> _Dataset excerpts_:
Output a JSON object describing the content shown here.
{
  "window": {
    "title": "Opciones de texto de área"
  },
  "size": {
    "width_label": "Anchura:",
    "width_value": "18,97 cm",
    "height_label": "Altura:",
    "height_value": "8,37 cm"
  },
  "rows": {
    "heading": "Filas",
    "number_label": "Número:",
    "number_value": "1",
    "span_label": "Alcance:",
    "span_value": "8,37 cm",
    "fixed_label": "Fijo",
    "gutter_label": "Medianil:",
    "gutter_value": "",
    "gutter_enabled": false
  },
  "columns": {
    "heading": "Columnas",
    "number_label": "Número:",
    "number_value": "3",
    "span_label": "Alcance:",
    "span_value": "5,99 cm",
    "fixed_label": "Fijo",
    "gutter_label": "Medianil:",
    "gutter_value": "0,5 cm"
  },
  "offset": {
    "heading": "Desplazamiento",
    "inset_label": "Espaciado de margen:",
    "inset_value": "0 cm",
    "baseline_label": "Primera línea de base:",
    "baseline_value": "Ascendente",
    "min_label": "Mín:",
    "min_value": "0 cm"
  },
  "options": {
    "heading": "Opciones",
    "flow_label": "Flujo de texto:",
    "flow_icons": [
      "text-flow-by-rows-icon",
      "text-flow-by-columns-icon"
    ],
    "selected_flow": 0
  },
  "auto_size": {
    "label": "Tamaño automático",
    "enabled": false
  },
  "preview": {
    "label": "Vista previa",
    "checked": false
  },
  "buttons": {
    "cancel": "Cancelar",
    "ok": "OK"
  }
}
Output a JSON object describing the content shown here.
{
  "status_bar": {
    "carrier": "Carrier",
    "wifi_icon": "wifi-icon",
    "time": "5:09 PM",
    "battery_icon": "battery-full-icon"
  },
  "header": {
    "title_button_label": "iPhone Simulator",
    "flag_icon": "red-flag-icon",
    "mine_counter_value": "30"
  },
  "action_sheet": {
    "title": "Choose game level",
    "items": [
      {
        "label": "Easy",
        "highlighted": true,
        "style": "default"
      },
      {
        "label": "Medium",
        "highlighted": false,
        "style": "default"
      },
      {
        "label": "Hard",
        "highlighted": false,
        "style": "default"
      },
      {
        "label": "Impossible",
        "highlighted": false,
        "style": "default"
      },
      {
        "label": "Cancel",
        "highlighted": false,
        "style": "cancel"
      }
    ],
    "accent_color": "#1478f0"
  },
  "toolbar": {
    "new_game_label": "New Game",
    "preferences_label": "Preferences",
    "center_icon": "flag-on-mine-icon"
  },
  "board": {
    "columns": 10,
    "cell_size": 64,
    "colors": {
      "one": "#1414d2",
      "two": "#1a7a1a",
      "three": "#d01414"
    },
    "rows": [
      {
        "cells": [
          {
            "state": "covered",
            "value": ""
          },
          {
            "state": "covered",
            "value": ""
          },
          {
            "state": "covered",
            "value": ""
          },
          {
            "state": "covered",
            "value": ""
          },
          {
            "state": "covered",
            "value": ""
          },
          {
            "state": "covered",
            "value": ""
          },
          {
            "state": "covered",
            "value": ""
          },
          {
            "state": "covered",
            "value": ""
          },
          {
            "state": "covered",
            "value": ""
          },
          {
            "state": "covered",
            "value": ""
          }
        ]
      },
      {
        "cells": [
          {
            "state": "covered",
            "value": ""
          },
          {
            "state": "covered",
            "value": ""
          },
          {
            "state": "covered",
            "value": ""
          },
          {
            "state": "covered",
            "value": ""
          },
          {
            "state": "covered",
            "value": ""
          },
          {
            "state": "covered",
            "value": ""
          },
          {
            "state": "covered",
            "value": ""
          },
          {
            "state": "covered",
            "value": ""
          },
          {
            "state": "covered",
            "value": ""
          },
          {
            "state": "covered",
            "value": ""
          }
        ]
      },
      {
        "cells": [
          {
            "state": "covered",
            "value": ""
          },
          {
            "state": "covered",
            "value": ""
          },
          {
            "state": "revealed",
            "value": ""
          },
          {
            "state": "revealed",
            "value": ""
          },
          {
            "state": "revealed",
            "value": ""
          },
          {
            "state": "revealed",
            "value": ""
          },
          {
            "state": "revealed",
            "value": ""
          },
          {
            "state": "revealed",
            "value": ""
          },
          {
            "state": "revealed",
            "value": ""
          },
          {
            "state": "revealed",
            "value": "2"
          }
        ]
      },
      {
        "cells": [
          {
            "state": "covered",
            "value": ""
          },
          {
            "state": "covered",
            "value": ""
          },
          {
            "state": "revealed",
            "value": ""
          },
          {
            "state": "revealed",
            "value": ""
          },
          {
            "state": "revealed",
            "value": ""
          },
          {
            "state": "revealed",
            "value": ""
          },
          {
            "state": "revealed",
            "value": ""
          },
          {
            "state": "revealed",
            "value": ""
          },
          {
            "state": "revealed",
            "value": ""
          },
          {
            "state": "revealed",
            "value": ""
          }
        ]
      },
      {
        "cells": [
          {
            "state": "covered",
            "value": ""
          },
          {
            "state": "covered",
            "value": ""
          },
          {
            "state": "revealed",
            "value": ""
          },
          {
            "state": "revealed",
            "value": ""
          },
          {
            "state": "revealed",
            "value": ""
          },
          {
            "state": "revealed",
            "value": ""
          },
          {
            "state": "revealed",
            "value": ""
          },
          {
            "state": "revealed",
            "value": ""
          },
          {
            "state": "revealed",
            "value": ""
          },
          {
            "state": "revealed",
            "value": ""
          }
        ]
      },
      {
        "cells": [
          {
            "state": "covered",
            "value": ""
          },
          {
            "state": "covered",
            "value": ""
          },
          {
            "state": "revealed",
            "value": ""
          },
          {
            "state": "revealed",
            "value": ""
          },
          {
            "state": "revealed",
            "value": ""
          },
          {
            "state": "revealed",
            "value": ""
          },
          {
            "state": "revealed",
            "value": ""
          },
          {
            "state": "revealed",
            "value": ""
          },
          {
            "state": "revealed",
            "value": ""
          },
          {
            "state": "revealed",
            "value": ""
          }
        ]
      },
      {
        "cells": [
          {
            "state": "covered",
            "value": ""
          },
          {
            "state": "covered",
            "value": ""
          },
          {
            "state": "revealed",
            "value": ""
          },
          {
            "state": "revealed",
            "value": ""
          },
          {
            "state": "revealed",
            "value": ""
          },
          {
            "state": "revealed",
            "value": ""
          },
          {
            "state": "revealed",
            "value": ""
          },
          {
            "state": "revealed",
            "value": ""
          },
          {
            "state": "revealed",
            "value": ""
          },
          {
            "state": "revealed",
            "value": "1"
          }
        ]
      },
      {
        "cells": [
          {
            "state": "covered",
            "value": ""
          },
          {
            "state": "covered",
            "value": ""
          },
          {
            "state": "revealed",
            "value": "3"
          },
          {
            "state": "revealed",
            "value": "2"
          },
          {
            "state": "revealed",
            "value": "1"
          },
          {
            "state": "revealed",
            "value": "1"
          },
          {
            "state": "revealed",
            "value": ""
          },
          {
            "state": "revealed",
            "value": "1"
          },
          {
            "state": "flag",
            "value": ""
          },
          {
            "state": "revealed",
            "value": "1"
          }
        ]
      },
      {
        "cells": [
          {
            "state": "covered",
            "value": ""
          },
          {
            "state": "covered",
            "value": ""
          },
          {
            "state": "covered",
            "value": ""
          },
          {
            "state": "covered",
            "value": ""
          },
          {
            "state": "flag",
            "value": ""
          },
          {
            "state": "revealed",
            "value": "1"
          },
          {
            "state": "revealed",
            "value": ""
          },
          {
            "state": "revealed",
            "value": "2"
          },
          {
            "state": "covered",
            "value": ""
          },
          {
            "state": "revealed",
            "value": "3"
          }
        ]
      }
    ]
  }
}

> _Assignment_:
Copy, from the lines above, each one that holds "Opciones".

> _Solved problem_:
    "title": "Opciones de texto de área"
    "heading": "Opciones",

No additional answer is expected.